Tuiasau: A pioneer for Samoans on big screen
Representation of people from the Pacific matter.
Whether it’s in books, writing or on the big screen, our stories deserve to be told.
This generation of Samoans have been fortunate enough see themselves represented in movies thanks to Samoan actors like Teuila Blakely, Robbie Magasiva, Frankie Adams and more.
But this wasn’t always the case.
A pioneer for Samoa and Pacific actors and actresses, Tuiasau Uelese Petaia, has had to endure great opposition to be where he is today.
Tuiasau is one of the stars of One Thousand Ropes, which premiered at Apollo Cinemas last night.
Prior to the premier, Tuiasau spoke about his journey during a press conference at Taumeasina Island Resort. He touched on the less attractive side of the industry and the persistence it took for him to make it.
“When I first started, acting was for palagis (white person),” he said. “My Samoan friends said I was a fa’afafine (transgender) because I was getting into acting.
“People would ask, “What’s your job?”
“I said ‘Acting.
“And then they say, okay, so what’s your real job?”

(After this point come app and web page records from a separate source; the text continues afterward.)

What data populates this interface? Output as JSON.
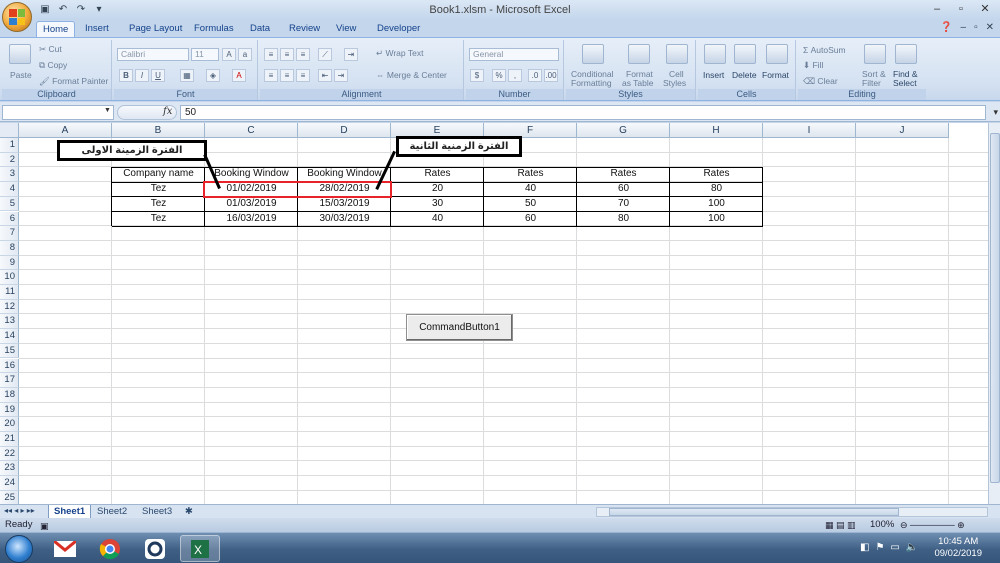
{
  "window": {
    "title": "Book1.xlsm - Microsoft Excel"
  },
  "tabs": [
    "Home",
    "Insert",
    "Page Layout",
    "Formulas",
    "Data",
    "Review",
    "View",
    "Developer"
  ],
  "ribbon": {
    "clipboard": {
      "paste": "Paste",
      "cut": "Cut",
      "copy": "Copy",
      "format_painter": "Format Painter",
      "label": "Clipboard"
    },
    "font": {
      "name": "Calibri",
      "size": "11",
      "bold": "B",
      "italic": "I",
      "underline": "U",
      "label": "Font"
    },
    "alignment": {
      "wrap": "Wrap Text",
      "merge": "Merge & Center",
      "label": "Alignment"
    },
    "number": {
      "format": "General",
      "currency": "$",
      "percent": "%",
      "comma": ",",
      "label": "Number"
    },
    "styles": {
      "conditional": "Conditional",
      "conditional2": "Formatting",
      "format_table": "Format",
      "format_table2": "as Table",
      "cell_styles": "Cell",
      "cell_styles2": "Styles",
      "label": "Styles"
    },
    "cells": {
      "insert": "Insert",
      "delete": "Delete",
      "format": "Format",
      "label": "Cells"
    },
    "editing": {
      "autosum": "AutoSum",
      "fill": "Fill",
      "clear": "Clear",
      "sort": "Sort &",
      "sort2": "Filter",
      "find": "Find &",
      "find2": "Select",
      "label": "Editing"
    }
  },
  "formula_bar": {
    "fx": "fx",
    "value": "50"
  },
  "columns": [
    "A",
    "B",
    "C",
    "D",
    "E",
    "F",
    "G",
    "H",
    "I",
    "J"
  ],
  "rows": [
    "1",
    "2",
    "3",
    "4",
    "5",
    "6",
    "7",
    "8",
    "9",
    "10",
    "11",
    "12",
    "13",
    "14",
    "15",
    "16",
    "17",
    "18",
    "19",
    "20",
    "21",
    "22",
    "23",
    "24",
    "25"
  ],
  "table": {
    "headers": [
      "Company name",
      "Booking Window",
      "Booking Window",
      "Rates",
      "Rates",
      "Rates",
      "Rates"
    ],
    "rows": [
      [
        "Tez",
        "01/02/2019",
        "28/02/2019",
        "20",
        "40",
        "60",
        "80"
      ],
      [
        "Tez",
        "01/03/2019",
        "15/03/2019",
        "30",
        "50",
        "70",
        "100"
      ],
      [
        "Tez",
        "16/03/2019",
        "30/03/2019",
        "40",
        "60",
        "80",
        "100"
      ]
    ]
  },
  "callouts": {
    "first": "الفترة الزمينة الاولى",
    "second": "الفترة الزمنية الثانية"
  },
  "command_button": "CommandButton1",
  "sheets": [
    "Sheet1",
    "Sheet2",
    "Sheet3"
  ],
  "status": {
    "ready": "Ready",
    "zoom": "100%"
  },
  "taskbar": {
    "time": "10:45 AM",
    "date": "09/02/2019"
  },
  "colors": {
    "highlight": "#e8232a",
    "ribbon": "#d5e2f2",
    "taskbar": "#3f5f84"
  }
}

Tuiasau started acting in New Zealand. One of his first roles was in the film called Sons for the Return Home.
“When we first started, I remember doing a job with TV New Zealand.
“As the reporter, you’re the head of your team.
We got to the airport and the lady who was getting the rental car for us came and she said, ‘If you get your bags, I’ll get those guys to sign up.’ Those are the kinds of things we had to endure.”
“It was hard to break those doors and get through.”
But that wasn’t the only challenge.
“The challenge was getting your family to accept that this is what you want to do,” he said.
“No parent in Samoa would ever consider their son or daughter to become an actor. So that’s where the challenge was and it was just a matter of persevering.
“When I started acting in the seventies, there weren’t many parts written for Samoans.
“In New Zealand, we were playing Maoris, Italians, African Americans, because there weren’t parts written for Samoans.
“Now we have parts written for Samoa.”
There is also the issue of priorities, he said.
“In 1985, I gave it all up and came back to look after my parents. They passed on but I did my job. I went to do what I wanted and my passion is acting. I hope that you’ll enjoy what I’ve done.”
Fast forward to today, Pacific Island actors endure less criticisms because of the work of people like Tuiasau.
“Nowadays, everyone accepts it, it’s an acceptable job for Samoans and Pacific Islanders.”
And that’s a great change.